WHAT THE TASK ASKS: The response should contain all of the data below, reproduced exactly, and no pictures.

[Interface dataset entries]
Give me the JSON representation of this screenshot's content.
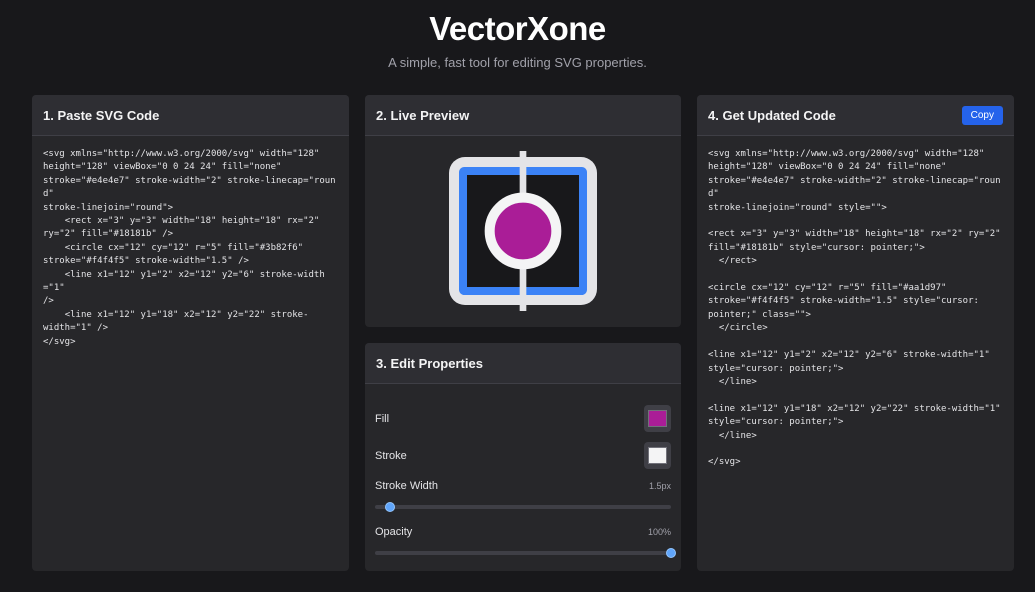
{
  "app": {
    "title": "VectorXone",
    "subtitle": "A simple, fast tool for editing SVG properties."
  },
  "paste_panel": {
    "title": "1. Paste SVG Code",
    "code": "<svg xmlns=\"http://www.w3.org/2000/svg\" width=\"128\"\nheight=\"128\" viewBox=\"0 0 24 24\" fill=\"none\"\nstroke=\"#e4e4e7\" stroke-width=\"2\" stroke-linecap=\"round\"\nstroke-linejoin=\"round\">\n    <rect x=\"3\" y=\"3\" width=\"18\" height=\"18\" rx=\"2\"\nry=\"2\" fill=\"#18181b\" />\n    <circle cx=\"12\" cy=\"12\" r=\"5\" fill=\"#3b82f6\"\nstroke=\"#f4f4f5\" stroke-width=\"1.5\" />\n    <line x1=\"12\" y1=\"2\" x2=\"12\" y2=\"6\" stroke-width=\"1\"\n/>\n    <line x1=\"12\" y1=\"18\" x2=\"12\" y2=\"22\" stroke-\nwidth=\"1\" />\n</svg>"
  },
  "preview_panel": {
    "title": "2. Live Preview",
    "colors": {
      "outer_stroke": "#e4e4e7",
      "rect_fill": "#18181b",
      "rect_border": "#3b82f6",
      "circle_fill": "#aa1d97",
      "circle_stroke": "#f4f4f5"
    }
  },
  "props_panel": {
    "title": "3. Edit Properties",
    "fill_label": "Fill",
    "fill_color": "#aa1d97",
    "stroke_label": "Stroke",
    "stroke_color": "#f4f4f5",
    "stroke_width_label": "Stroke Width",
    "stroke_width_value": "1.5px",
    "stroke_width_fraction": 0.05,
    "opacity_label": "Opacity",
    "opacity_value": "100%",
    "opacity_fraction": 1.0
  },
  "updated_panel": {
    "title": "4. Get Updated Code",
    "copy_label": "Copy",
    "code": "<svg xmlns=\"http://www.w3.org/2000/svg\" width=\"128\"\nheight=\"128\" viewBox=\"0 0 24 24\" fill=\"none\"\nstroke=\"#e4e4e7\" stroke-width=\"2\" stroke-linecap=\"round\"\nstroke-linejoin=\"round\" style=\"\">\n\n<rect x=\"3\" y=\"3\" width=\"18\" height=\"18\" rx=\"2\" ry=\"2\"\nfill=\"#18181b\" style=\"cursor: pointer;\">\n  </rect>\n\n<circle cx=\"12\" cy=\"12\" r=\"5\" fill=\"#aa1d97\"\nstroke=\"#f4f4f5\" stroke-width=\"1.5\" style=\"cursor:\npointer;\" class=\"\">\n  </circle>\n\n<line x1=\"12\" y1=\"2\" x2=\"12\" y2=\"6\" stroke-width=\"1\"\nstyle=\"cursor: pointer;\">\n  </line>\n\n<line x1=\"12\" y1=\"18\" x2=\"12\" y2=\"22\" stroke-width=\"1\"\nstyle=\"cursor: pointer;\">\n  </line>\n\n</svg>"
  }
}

EXERCISE ANSWER:
Give me the JSON representation of this screenshot's content.
{
  "app": {
    "title": "VectorXone",
    "subtitle": "A simple, fast tool for editing SVG properties."
  },
  "paste_panel": {
    "title": "1. Paste SVG Code",
    "code": "<svg xmlns=\"http://www.w3.org/2000/svg\" width=\"128\"\nheight=\"128\" viewBox=\"0 0 24 24\" fill=\"none\"\nstroke=\"#e4e4e7\" stroke-width=\"2\" stroke-linecap=\"round\"\nstroke-linejoin=\"round\">\n    <rect x=\"3\" y=\"3\" width=\"18\" height=\"18\" rx=\"2\"\nry=\"2\" fill=\"#18181b\" />\n    <circle cx=\"12\" cy=\"12\" r=\"5\" fill=\"#3b82f6\"\nstroke=\"#f4f4f5\" stroke-width=\"1.5\" />\n    <line x1=\"12\" y1=\"2\" x2=\"12\" y2=\"6\" stroke-width=\"1\"\n/>\n    <line x1=\"12\" y1=\"18\" x2=\"12\" y2=\"22\" stroke-\nwidth=\"1\" />\n</svg>"
  },
  "preview_panel": {
    "title": "2. Live Preview",
    "colors": {
      "outer_stroke": "#e4e4e7",
      "rect_fill": "#18181b",
      "rect_border": "#3b82f6",
      "circle_fill": "#aa1d97",
      "circle_stroke": "#f4f4f5"
    }
  },
  "props_panel": {
    "title": "3. Edit Properties",
    "fill_label": "Fill",
    "fill_color": "#aa1d97",
    "stroke_label": "Stroke",
    "stroke_color": "#f4f4f5",
    "stroke_width_label": "Stroke Width",
    "stroke_width_value": "1.5px",
    "stroke_width_fraction": 0.05,
    "opacity_label": "Opacity",
    "opacity_value": "100%",
    "opacity_fraction": 1.0
  },
  "updated_panel": {
    "title": "4. Get Updated Code",
    "copy_label": "Copy",
    "code": "<svg xmlns=\"http://www.w3.org/2000/svg\" width=\"128\"\nheight=\"128\" viewBox=\"0 0 24 24\" fill=\"none\"\nstroke=\"#e4e4e7\" stroke-width=\"2\" stroke-linecap=\"round\"\nstroke-linejoin=\"round\" style=\"\">\n\n<rect x=\"3\" y=\"3\" width=\"18\" height=\"18\" rx=\"2\" ry=\"2\"\nfill=\"#18181b\" style=\"cursor: pointer;\">\n  </rect>\n\n<circle cx=\"12\" cy=\"12\" r=\"5\" fill=\"#aa1d97\"\nstroke=\"#f4f4f5\" stroke-width=\"1.5\" style=\"cursor:\npointer;\" class=\"\">\n  </circle>\n\n<line x1=\"12\" y1=\"2\" x2=\"12\" y2=\"6\" stroke-width=\"1\"\nstyle=\"cursor: pointer;\">\n  </line>\n\n<line x1=\"12\" y1=\"18\" x2=\"12\" y2=\"22\" stroke-width=\"1\"\nstyle=\"cursor: pointer;\">\n  </line>\n\n</svg>"
  }
}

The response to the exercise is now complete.